Four, Five, Six (323p) was a second edition of One, Two, Three and was supposed to open 4 March 1948 but Sonnie Hale collapsed the night before opening and was taken to hospital for an emergency operation. The opening took place one week later (12 March 1948) with Bobby Howes replacing Hale. Binnie Hale was still top starred but she was joined by Joyce Grenfell, Hermione Gingold and Vida Hope. Music and Lyrics were credited to Mischa Spoliansky and Norman Hackforth and once again direction was by W. Hastings Mann, choreography by Philip and Betty Buchel, and musical direction by Van Phillips. It was produced by R. Marleigh-Ludlow for the British Musical Guild in association with Frederick Piffard and Patrick Ide. Howes scored in a sketch about a fiery orator at Hyde Park Corner returning to his hen-packed suburban home (‘The Orator’ Zwar/Melville), and as a tipsy butler in ‘Dinner For One’ (Lauri Wylie) with Hale as the grande dame. Hale also did a well-received impression of Mistinguett, and together with Howes played a couple of public convenience cleaners about to unionise in the classic ‘They Also Serve’ (Melville). The Times said, ‘the burlesques of Miss Joyce Grenfell and Miss Hermione Gingold are, if not new, as fresh as ever’, and ‘the chorus dances always exhilaratingly, and at least once with true romantic charm’.

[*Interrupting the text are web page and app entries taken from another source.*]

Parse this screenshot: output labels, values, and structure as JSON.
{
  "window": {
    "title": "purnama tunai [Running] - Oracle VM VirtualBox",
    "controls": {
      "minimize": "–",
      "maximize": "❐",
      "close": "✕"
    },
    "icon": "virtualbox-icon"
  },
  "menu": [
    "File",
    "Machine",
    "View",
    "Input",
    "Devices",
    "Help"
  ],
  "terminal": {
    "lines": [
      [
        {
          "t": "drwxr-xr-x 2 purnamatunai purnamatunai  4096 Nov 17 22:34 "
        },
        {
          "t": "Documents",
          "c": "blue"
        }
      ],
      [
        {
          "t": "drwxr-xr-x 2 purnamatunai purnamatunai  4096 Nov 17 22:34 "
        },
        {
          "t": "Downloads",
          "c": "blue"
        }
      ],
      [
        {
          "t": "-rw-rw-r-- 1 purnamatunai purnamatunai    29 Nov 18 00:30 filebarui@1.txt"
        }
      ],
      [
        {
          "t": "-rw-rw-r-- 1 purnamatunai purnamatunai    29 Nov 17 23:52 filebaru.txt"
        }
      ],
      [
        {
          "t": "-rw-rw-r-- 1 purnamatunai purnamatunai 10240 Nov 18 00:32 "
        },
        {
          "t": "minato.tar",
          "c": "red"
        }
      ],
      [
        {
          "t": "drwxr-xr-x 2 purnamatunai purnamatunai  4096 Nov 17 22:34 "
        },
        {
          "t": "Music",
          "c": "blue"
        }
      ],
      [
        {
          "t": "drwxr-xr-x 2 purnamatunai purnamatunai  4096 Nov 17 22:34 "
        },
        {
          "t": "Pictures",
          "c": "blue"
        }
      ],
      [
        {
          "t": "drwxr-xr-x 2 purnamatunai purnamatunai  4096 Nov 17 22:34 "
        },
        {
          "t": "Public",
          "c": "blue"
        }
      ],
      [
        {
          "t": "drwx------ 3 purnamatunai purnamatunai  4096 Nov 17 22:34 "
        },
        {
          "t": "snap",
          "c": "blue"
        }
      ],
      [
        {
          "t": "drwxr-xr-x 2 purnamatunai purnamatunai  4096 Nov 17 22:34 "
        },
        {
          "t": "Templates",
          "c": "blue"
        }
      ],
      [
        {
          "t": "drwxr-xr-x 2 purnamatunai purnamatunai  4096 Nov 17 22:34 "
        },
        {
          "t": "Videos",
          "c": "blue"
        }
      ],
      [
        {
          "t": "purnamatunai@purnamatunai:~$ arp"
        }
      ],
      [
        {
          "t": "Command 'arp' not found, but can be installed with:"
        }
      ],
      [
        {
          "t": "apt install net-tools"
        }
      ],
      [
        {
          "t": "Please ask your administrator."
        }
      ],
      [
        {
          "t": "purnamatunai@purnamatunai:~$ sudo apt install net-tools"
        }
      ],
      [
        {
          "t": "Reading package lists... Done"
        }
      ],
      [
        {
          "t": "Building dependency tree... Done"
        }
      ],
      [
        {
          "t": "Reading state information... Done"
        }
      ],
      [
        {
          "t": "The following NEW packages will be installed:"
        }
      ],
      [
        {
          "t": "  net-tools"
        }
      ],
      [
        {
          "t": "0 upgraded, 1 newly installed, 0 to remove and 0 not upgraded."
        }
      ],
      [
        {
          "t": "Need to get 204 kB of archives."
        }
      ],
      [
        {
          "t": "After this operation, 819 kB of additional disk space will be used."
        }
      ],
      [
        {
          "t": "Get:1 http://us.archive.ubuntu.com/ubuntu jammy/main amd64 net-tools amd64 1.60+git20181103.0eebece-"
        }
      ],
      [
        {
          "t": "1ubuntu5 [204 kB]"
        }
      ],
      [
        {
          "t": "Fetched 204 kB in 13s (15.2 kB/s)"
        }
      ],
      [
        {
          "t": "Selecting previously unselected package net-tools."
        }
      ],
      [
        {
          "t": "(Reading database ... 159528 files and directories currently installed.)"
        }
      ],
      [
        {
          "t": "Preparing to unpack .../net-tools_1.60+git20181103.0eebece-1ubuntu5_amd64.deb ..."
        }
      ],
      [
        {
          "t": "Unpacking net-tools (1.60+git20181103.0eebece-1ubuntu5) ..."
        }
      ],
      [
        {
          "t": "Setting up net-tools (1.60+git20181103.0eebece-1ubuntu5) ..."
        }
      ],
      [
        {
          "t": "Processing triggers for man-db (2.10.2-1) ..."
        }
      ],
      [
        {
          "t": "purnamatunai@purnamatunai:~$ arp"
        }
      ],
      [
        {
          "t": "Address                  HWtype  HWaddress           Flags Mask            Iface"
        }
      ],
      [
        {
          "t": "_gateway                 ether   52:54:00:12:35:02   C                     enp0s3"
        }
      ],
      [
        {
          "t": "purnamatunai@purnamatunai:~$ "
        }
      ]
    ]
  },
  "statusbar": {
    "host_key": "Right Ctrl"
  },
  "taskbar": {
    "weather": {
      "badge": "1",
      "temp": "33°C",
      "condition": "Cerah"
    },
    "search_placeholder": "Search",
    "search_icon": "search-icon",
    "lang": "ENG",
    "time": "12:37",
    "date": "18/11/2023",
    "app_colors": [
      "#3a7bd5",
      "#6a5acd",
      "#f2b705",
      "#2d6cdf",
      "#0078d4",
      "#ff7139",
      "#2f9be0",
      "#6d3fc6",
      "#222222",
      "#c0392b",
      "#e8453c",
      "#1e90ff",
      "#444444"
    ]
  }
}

Á La Carte (244p) opened 15 January 1949, at the Savoy Theatre. Produced by Firth Shephard and directed by Norman Marshall (The Gate Revue), with music by Zwar, book and lyrics by Melville, it had décor, dresses and dances by William Chappell, and musical direction by Peter Yorke. Hermione Badderley and Henry Kendall headed a cast that featured Michael Anthony, Gordon Bell, Irlin Hall, Dick Henderson Jr, Joy O’Neill amongst others who included French singer Marcel Le Bon and dancers Capella and Patricia. Badderley and Kendall were Hamlet and Gertrude in a funny Hamlet skit ‘The Play’s the Thing,’ a riot as Lady Wanton Malpractice and Sir Solemnity Sourpuss in one of Melville’s cleverest sketches ‘Restoration Piece’ which was played ‘as originally written in 18th century style’ (where all the ‘s’ letters appeared as ‘f’), and they also had fun in a send-up of the play Edward, My Son. Kendall sang ‘I Remember Romano’s’ one of Zwar’s ‘best numbers’ according to the Times, whilst Badderley’s ‘Old Girls’ was highly praised; ‘her solitary performance as the three old school girls having their annual tea-party is the best thing of the evening, satirical burlesque, warm, genial, and accomplished.’


To be concluded in the next issue


Newspapers and magazines

The Age (Melbourne), The Argus (Melbourne), The Catholic Weekly (Sydney), The Herald (Melbourne), Billboard (New York), Christian Science Monitor (London), Daily Mirror (London), Plays and Players (London), Punch (London), The Stage (London), The Sunday Times (London), The Times (London), Theatre World (London)


Gerald Boardman & Richard Norton, American Musical Theatre: a chronicle, Oxford University Press, 4th edn, 2010

Peter Pinne & Peter Wyllie Johnston, The Australian Musical: from the beginning, Allen & Unwin, 2019

Kurt Ganzl, British Musical Theatre, volume 2, 1915-1984, Oxford University Press, 1987

Robert Seeley & Rex Bunnett, London Musical Shows on Record 1889-1989, Gramophone, 1989